Hoping to make walking to school, riding in cars — and doing the kinds of things kids do — much safer, University Health System has joined with Safe Kids Worldwide to prevent injuries in our community. Serious injuries are the leading cause of death in children.
Safe Kids San Antonio will be launching campaigns to improve pedestrian safety, child passenger safety and other important areas of risk for children in the coming months. Area businesses will be invited to join the Safe Kids campaign.
“There’s nothing more important to our community than keeping our kids safe, and making sure they have the best care possible when they’re hurt,” said George B. Hernandez Jr., president and CEO of University Health System.” That’s been an important part of our mission at University Health System for many years, through our pediatric trauma center — which cared for more than 1,100 seriously injured children last year — along with our many injury prevention programs.”
University Hospital is home to the highest level pediatric trauma center in South Texas at level II, and the only pediatric trauma center verified by the American College of Surgeons.
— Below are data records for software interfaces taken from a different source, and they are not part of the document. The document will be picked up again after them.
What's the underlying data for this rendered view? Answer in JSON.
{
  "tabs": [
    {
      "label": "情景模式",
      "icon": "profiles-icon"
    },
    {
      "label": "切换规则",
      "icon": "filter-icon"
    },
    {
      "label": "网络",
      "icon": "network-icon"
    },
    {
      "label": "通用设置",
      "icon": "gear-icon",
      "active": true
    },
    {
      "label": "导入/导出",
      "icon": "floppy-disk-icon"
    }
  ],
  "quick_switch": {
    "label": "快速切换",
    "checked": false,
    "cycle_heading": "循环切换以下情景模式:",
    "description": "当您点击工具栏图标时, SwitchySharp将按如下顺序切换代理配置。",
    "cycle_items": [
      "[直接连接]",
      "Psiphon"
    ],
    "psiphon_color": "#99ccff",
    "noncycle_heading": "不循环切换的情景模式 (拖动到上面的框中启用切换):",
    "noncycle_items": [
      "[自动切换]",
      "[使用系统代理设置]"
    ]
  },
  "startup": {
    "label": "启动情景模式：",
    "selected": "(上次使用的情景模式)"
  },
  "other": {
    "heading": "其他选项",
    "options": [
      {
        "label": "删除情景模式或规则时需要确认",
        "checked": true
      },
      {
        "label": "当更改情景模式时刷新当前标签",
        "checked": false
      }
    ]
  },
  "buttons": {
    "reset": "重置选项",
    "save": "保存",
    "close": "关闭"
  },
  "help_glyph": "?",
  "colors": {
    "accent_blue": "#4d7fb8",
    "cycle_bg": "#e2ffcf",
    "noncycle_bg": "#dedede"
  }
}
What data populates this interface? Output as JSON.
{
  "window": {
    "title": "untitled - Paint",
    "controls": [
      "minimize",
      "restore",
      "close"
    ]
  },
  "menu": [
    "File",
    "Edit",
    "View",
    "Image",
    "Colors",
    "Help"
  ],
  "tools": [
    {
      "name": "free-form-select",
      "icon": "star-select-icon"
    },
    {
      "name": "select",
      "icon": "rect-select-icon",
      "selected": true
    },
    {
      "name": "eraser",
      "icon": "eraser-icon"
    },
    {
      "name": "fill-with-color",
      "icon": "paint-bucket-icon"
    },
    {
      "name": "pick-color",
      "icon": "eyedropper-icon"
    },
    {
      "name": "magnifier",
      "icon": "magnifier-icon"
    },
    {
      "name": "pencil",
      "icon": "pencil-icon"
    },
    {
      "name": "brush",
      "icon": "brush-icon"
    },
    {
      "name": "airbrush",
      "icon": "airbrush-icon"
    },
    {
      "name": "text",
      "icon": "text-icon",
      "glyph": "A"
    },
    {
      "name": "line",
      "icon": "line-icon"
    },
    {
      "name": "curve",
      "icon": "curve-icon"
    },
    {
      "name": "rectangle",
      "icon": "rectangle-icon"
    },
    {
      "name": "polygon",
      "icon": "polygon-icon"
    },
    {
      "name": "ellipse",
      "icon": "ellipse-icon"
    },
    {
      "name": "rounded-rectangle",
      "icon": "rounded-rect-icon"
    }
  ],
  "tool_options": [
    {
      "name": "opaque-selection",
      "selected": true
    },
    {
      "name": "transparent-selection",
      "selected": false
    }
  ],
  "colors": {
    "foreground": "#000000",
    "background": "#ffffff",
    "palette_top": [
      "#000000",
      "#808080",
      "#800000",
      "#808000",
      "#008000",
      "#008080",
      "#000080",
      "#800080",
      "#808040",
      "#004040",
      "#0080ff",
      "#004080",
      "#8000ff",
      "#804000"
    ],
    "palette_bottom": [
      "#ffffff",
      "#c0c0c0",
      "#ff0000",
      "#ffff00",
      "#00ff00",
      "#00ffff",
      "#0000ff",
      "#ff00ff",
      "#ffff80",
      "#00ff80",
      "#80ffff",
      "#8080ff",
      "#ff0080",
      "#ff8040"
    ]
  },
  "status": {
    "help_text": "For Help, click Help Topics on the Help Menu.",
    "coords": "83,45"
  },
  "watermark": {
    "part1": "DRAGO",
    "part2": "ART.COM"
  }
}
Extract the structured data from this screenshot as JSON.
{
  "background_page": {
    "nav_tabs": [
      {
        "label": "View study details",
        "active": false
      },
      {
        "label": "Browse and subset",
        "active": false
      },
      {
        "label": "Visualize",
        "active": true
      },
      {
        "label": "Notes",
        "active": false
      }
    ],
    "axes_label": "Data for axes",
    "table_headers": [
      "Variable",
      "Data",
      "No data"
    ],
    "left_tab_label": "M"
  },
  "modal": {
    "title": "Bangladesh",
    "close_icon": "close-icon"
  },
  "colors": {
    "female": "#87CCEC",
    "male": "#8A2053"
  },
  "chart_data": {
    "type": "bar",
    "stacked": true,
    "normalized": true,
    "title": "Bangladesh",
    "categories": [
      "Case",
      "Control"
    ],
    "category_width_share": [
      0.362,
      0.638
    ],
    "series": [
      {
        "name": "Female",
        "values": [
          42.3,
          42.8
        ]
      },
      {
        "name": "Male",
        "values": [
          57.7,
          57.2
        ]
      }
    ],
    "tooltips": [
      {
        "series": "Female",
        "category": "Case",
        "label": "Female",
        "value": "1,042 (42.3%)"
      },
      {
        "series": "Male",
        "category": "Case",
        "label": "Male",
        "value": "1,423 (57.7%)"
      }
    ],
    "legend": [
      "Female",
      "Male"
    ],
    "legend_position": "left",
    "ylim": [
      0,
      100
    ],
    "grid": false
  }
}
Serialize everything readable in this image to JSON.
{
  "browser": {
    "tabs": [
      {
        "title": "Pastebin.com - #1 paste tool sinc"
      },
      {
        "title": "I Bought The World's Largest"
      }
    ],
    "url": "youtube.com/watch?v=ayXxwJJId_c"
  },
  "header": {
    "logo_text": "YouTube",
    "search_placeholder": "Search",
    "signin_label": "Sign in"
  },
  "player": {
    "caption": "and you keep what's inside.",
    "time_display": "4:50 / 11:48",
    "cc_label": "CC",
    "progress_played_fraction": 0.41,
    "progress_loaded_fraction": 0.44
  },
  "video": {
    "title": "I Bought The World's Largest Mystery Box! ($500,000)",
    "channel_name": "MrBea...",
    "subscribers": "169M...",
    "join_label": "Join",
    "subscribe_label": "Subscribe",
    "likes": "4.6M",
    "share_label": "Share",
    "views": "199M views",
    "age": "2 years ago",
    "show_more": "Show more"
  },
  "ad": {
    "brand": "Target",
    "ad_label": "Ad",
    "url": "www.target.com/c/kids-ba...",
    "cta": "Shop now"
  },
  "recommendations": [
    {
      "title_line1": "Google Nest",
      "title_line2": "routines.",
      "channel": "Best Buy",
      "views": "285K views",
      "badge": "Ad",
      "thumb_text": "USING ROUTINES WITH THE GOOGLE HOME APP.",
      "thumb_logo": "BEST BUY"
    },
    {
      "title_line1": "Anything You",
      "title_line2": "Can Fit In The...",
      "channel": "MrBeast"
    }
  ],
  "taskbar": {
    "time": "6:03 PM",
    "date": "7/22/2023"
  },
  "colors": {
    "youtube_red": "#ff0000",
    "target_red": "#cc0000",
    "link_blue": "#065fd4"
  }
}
Earlier this month, the College re-verified that level II status through 2018.
The new Safe Kids San Antonio — with participation of Safe Kids Worldwide and community partners — will expand University Health System’s active injury prevention programs, which have has distributed thousands of free car seats over the years and taught families how to safely install and use them. Doctors and nurses visit schools to talk to children and teens about the consequences of distracted driving. Earlier this year, University Health System’s Viva Swim program provided free swim lessons at area pools throughout the city to thousands of children.
“We would much rather prevent kids from harm than have to treat them when they’re injured,” said Jennifer Northway, director of adult and pediatric injury prevention at University Health System. “Safe Kids San Antonio will bring new resources to our city to keep kids safe.”
But the pediatric trauma team is ready to provide optimal care to kids throughout South Texas if they do become injured.
“Pediatric trauma centers have specially-trained doctors and nurses available at any time of the day or night, child-appropriate equipment and medications, special pain-management guidelines and other features specific to kids,” said Dr. Lillian Liao, director of the pediatric trauma and burn program at University Hospital, and assistant professor of surgery at the UT Health Science Center. “Studies have shown injured kids do better at pediatric trauma centers. We’re pleased that the American College of Surgeons has recognized our hard work in maintaining this important resource to the community.”
Verified trauma centers must demonstrate they provide not only the hospital resources necessary for trauma care, but also the entire spectrum of care to address the needs of all injured patients. This spectrum encompasses the pre-hospital phase through the rehabilitation process.
Safe Kids Worldwide is a global organization dedicated to preventing injuries in children, the number one killer of kids in the United States. Around the world, a child dies from an unintentional injury every 30 seconds. And millions of children are injured in ways that can affect them for a lifetime.
When a child dies or is seriously injured, the lives of families and entire communities are changed forever. But these tragedies don’t have to happen. The important thing to remember about preventable injuries is that they are preventable. They often occur in predictable ways and can be completely avoided with the right education, awareness and planning.
Safe Kids works with an extensive network of more than 400 coalitions in the United States and partners with organizations in 25 countries around the world to reduce injuries from motor vehicles, sports, drownings, falls, burns, poisonings and more.
For news media:
Our news team can help you find an expert to interview. Visit our Media Relations page for more information, or call 210-358-2335.